Studies prove the influence of purchasing practices on working conditions in the supply chain
Late sign off and changes in product requirements or volumes can result in long working hours for workers and increased use of temporary workers and subcontracting. Only 17% of suppliers responding to an ILO survey said that their orders had long enough lead times. Over half (52%) of textile clothing suppliers said that they accepted prices lower than their production costs and a third of these said this made it difficult to pay workers’ wages and also had an impact on business sustainability. Long payment terms of more than two months also means that suppliers are holding the financial risk and this can make their businesses vulnerable.
A framework for a common understanding of responsible purchasing practices
This Working Group released the draft framework (CFRPP), in November 2021 to discuss with stakeholders, based on a benchmarking exercise of a wide range of documents on the topic. The Working Group has now finalised the document, after evaluating and incorporating feedback from a wide range of stakeholders. 34 organisations actively contributed with detailed suggestions and proposals. A document has been shared with the updated framework, to summarise the feedback given and how it has been integrated.
„Das Common Framework ist ein wichtiger Schritt zu verantwortungsvollen Einkaufspraktiken. Wir erhoffen uns davon, dass Unternehmen dem Thema mehr Aufmerksamkeit schenken und notwendige Veränderungen ihrer Einkaufspraktiken einleiten. Die Multi-Stakeholder-Initiativen in der Arbeitsgruppen, zu der auch das Textilbündnis gehört, wollen ihre Mitglieder unterstützen, gemeinsam Fortschritte erzielen und die Bemühungen so weit wie möglich aufeinander abstimmen,“ says the head of the Partnership Secretariat, Jürgen Janssen.

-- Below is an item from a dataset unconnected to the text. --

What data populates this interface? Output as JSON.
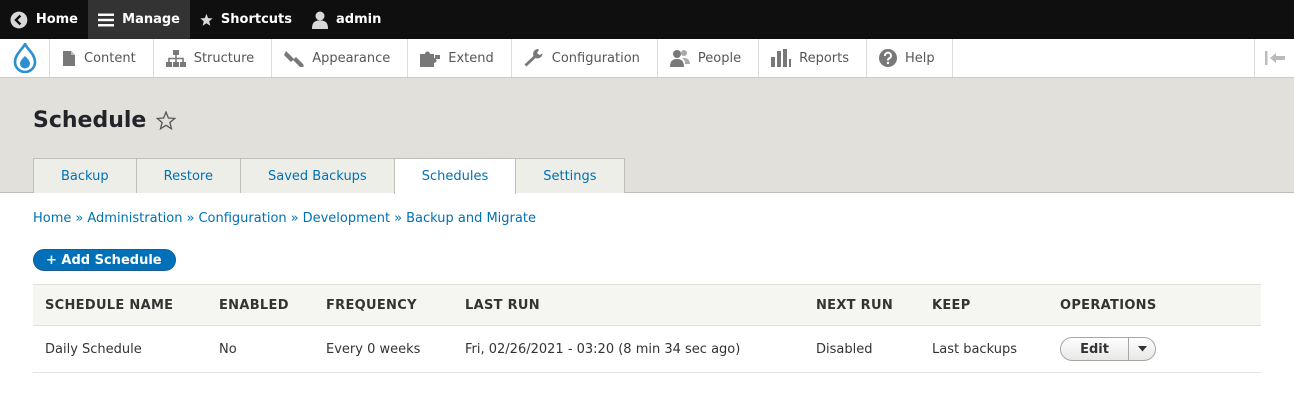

Five principles for responsible purchasing practices
The framework groups different aspects of RPP into five Principles:
Learning and Implementation Community
Moving forward, the MSI Working Group on Purchasing Practices is mobilising companies committed to taking new actions to improve their purchasing practices. A group of these companies will join a peer-learning environment for two years from September 2022, called the ‘Learning and Implementation Community’ (LIC). Clothing retailers and brands from a wide range of countries including Belgium, Germany, the Netherlands, Norway and the UK, will be involved in a series of online interactive workshops, which will include discussions and problem solving with suppliers on particular topics. The LIC will be developing resources including guidelines, case studies, tools and video resources that will be shared more widely so that other companies and stakeholders can benefit from the learning of the community.

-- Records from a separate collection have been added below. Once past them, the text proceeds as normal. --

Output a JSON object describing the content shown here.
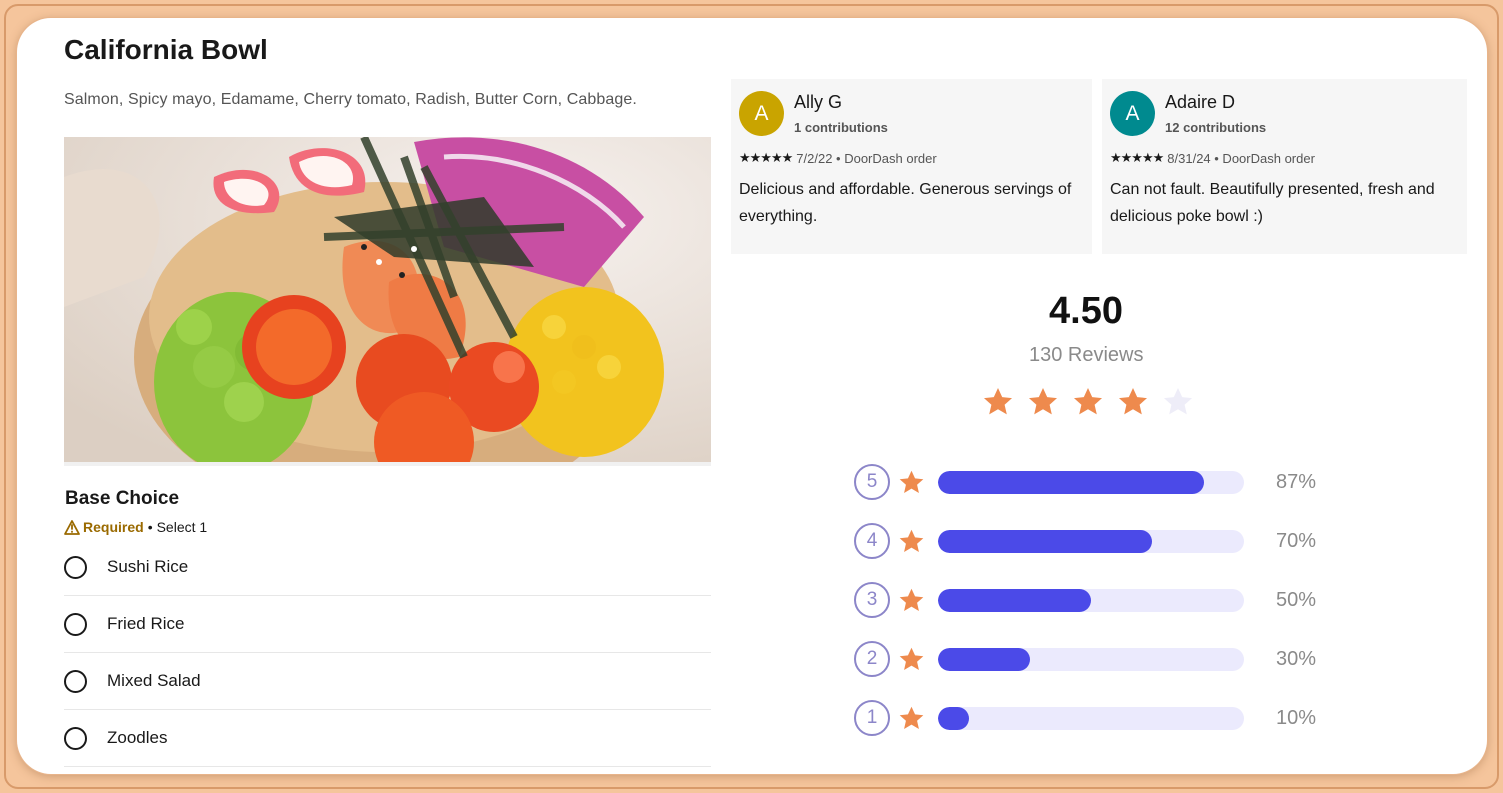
{
  "item": {
    "title": "California Bowl",
    "description": "Salmon, Spicy mayo, Edamame, Cherry tomato, Radish, Butter Corn, Cabbage."
  },
  "base_choice": {
    "title": "Base Choice",
    "required_label": "Required",
    "select_label": "Select 1",
    "options": [
      "Sushi Rice",
      "Fried Rice",
      "Mixed Salad",
      "Zoodles"
    ]
  },
  "reviews": [
    {
      "initial": "A",
      "avatar_color": "#c9a400",
      "name": "Ally G",
      "contributions": "1 contributions",
      "stars": "★★★★★",
      "meta": "7/2/22 • DoorDash order",
      "text": "Delicious and affordable. Generous servings of everything."
    },
    {
      "initial": "A",
      "avatar_color": "#008a8f",
      "name": "Adaire D",
      "contributions": "12 contributions",
      "stars": "★★★★★",
      "meta": "8/31/24 • DoorDash order",
      "text": "Can not fault. Beautifully presented, fresh and delicious poke bowl :)"
    }
  ],
  "rating_summary": {
    "average": "4.50",
    "count_label": "130 Reviews",
    "stars_filled": 4,
    "stars_total": 5,
    "star_color": "#ee8a4d",
    "star_empty_color": "#eeedf8",
    "bar_color": "#4b4ae8",
    "breakdown": [
      {
        "stars": "5",
        "percent": 87,
        "label": "87%"
      },
      {
        "stars": "4",
        "percent": 70,
        "label": "70%"
      },
      {
        "stars": "3",
        "percent": 50,
        "label": "50%"
      },
      {
        "stars": "2",
        "percent": 30,
        "label": "30%"
      },
      {
        "stars": "1",
        "percent": 10,
        "label": "10%"
      }
    ]
  }
}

The goal of the framework is to serve as a joint reference point for companies working to improve their purchasing practices and for multi-stakeholder initiatives (MSI) supporting their member companies in implementing practical improvements in purchasing, to increase the scope for improved working conditions in supply chains. The framework is the result of a 2-year process between a group of MSIs:
The framework is based on a benchmarking of existing documents and standards of the involved MSIs and others that have published recommendations on responsible purchasing. It also integrates key elements from the recent Whitepaper by the Sustainable Terms of Trade Initiative (STTI). The MSI Working Group is working closely with the Sustainable Terms of Trade Initiative to ensure that suppliers are part of these discussions, which is essential as steps are taken towards a fairer balance in buyer-supplier relations.
The LIC is funded by the Initiative for Global Solidarity (IGS) implemented by Deutsche Gesellschaft für Internationale Zusammenarbeit (GIZ) GmbH (supported by the German Federal Ministry for Economic Cooperation and Development) and the Sustainable Textile Initiative: Together for Change (STITCH) (supported by the Dutch Government).
Documents to download
Common Framework for Responsible Purchasing Practices